Before assuming a mortgage, make sure that you know what you’re getting into and that it makes financial sense for you. It could be a great way to save money on interest payments and finance a home you otherwise couldn’t afford. However, there are disadvantages associated with it as well.
Overall, whether assuming a mortgage is a good idea or not depends on many factors. This includes your financial situation, credit score, the seller’s home equity, the amount of debt you currently have, etc. Some people may find that assuming a mortgage is a wise way to get ahead financially, while others may find that it creates more financial burden than they can handle.
The best way to determine if assuming a mortgage is right for you is to speak with a financial advisor who can help you assess your specific situation.
Can a family member assume a mortgage?
It depends. For government-backed loans such as VA loans, the new homeowner typically doesn’t need to undergo a credit or income check to qualify. This means that your family member should be able to assume the mortgage without any problems.
However, the majority of assumable mortgages will require your relative to go through a qualification process. If your family member isn’t able to provide evidence showing financial stability, lenders might not allow the transfer.
How do I take over my deceased parents’ mortgage?
Assuming a mortgage from a relative who has passed away is a different story. Under the Garn-St. Germain Depository Institutions Act of 1982, you won’t need to go through the process of qualifying for a mortgage assumption. Simply notify your deceased parent’s lender that you’re inheriting the home.
As long as all regular loan payments are made and you’re living in the inherited home, the lender must permit the mortgage assumption.
Can you use assumable mortgages to buy foreclosed homes with no down payment?

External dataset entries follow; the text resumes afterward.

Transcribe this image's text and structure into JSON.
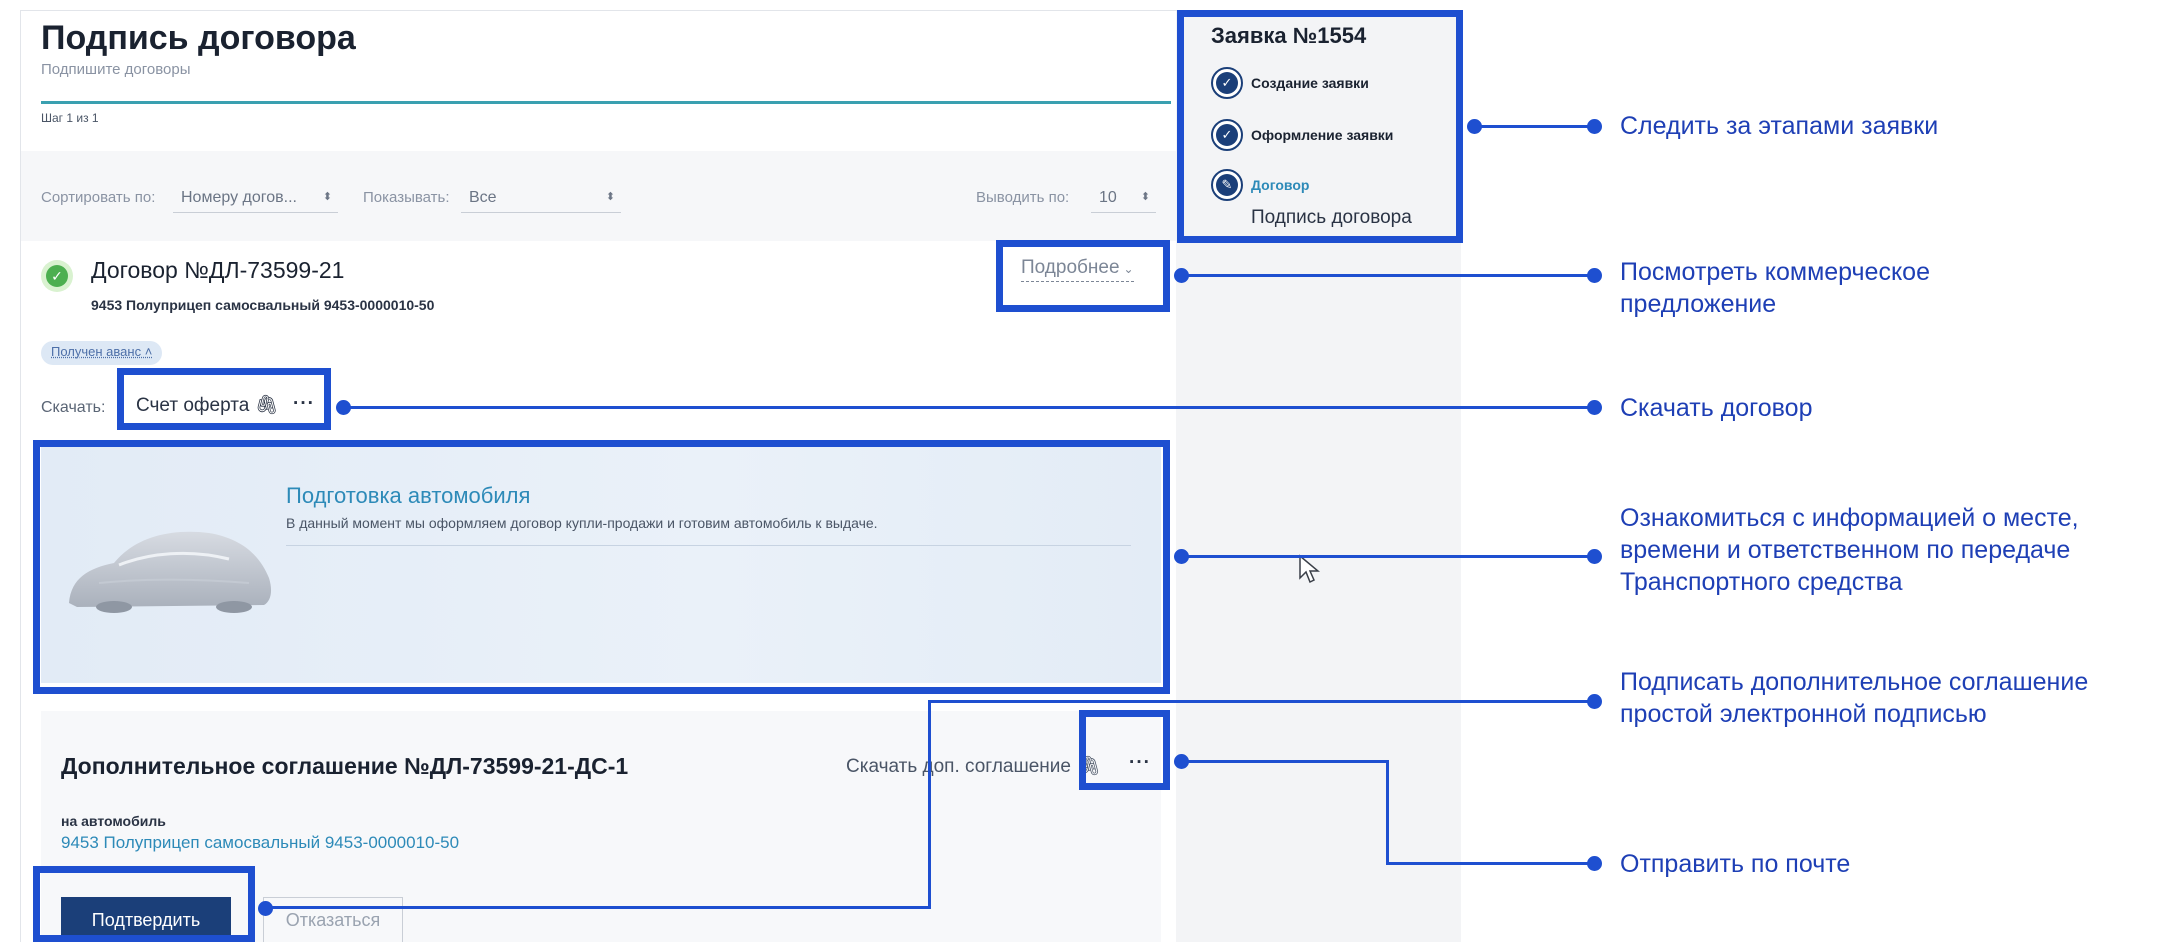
{
  "page": {
    "title": "Подпись договора",
    "subtitle": "Подпишите договоры",
    "step": "Шаг 1 из 1"
  },
  "filters": {
    "sort_label": "Сортировать по:",
    "sort_value": "Номеру догов...",
    "show_label": "Показывать:",
    "show_value": "Все",
    "per_page_label": "Выводить по:",
    "per_page_value": "10"
  },
  "contract": {
    "title": "Договор №ДЛ-73599-21",
    "subtitle": "9453 Полуприцеп самосвальный 9453-0000010-50",
    "more_link": "Подробнее",
    "badge": "Получен аванс",
    "download_label": "Скачать:",
    "download_item": "Счет оферта"
  },
  "preparation": {
    "title": "Подготовка автомобиля",
    "description": "В данный момент мы оформляем договор купли-продажи и готовим автомобиль к выдаче."
  },
  "supplement": {
    "title": "Дополнительное соглашение №ДЛ-73599-21-ДС-1",
    "download_link": "Скачать доп. соглашение",
    "for_label": "на автомобиль",
    "vehicle": "9453 Полуприцеп самосвальный 9453-0000010-50",
    "confirm_button": "Подтвердить",
    "reject_button": "Отказаться"
  },
  "aside": {
    "title": "Заявка №1554",
    "steps": [
      {
        "label": "Создание заявки",
        "state": "done"
      },
      {
        "label": "Оформление заявки",
        "state": "done"
      },
      {
        "label": "Договор",
        "state": "active"
      }
    ],
    "current_substep": "Подпись договора"
  },
  "annotations": [
    "Следить за этапами заявки",
    "Посмотреть коммерческое предложение",
    "Скачать договор",
    "Ознакомиться с информацией о месте, времени и ответственном по передаче Транспортного средства",
    "Подписать  дополнительное соглашение простой электронной подписью",
    "Отправить по почте"
  ],
  "icons": {
    "check": "check-icon",
    "chevron": "chevron-down-icon",
    "select_caret": "select-caret-icon",
    "paperclip": "paperclip-icon",
    "more": "more-dots-icon",
    "pen": "pen-icon",
    "car": "covered-car-image",
    "cursor": "mouse-cursor-icon"
  },
  "colors": {
    "annotation_blue": "#1e4fd0",
    "brand_dark": "#1b3f79",
    "link_blue": "#2d8ab8",
    "success_green": "#4caf50",
    "step_bar": "#3aa0b0"
  }
}
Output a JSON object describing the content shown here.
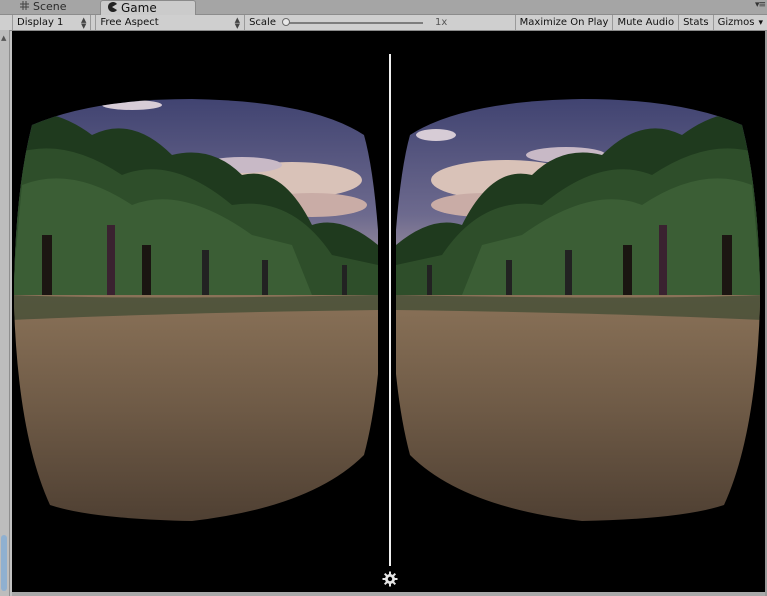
{
  "tabs": [
    {
      "label": "Scene",
      "icon": "grid-icon",
      "active": false
    },
    {
      "label": "Game",
      "icon": "pacman-icon",
      "active": true
    }
  ],
  "tab_menu_glyph": "▾≡",
  "toolbar": {
    "display": "Display 1",
    "aspect": "Free Aspect",
    "scale_label": "Scale",
    "scale_value": "1x",
    "scale_fraction": 0.0,
    "maximize": "Maximize On Play",
    "mute": "Mute Audio",
    "stats": "Stats",
    "gizmos": "Gizmos"
  },
  "glyphs": {
    "dropdown_up": "▲",
    "dropdown_down": "▼",
    "gizmos_arrow": "▾",
    "scroll_up": "▲"
  },
  "colors": {
    "editor_bg": "#c2c2c2",
    "game_bg": "#000000",
    "sky": "#4c4f78",
    "ground": "#7a6550"
  }
}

Yes, it is possible to buy distressed or foreclosed homes without cash in certain cases. This article provides an in-depth analysis of how to buy foreclosed homes with no money.
- An assumable mortgage is a type of financing arrangement where the current property owner is able to transfer the mortgage to the new buyer.
- Government-backed mortgages such as FHA, VA, and USDA loans will generally allow for assumptions. Whereas conventional loans, backed by Fannie Mae and Freddie Mac, will not, with the exception of adjustable-rate mortgages.
- As a buyer, you can potentially save on appraisal fees and interest payments by assuming a mortgage. However, you’ll need the consent of the seller’s current lender. You might even need to take out a second mortgage if the seller has a lot of equity in the home.
- As a seller, having an assumable mortgage can make your home more appealing to potential buyers. However, you could run the risk of damaging your credit score if the buyer defaults. This is only if the lender doesn’t release you from liability for the mortgage.
View Article Sources
- Assumption of Loan Requirement Letter — Small Business Administration
- Chapter 7. Assumptions — U.S. Department of Housing and Urban Development
- Veterans and HUD — U.S. Department of Housing and Urban Development
- The Definitive Guide to FHA Loans — SuperMoney
- How Many Times Can You Use a VA Loan? — SuperMoney
- VA Loans vs. Conventional Mortgages: Which One Should You Choose? — SuperMoney
- Here’s Why VA Loans Are Better than Conventional Mortgages — SuperMoney
- How To Transfer Ownership of a House With a Mortgage — SuperMoney
- Best Mortgage Lenders | April 2022 — SuperMoney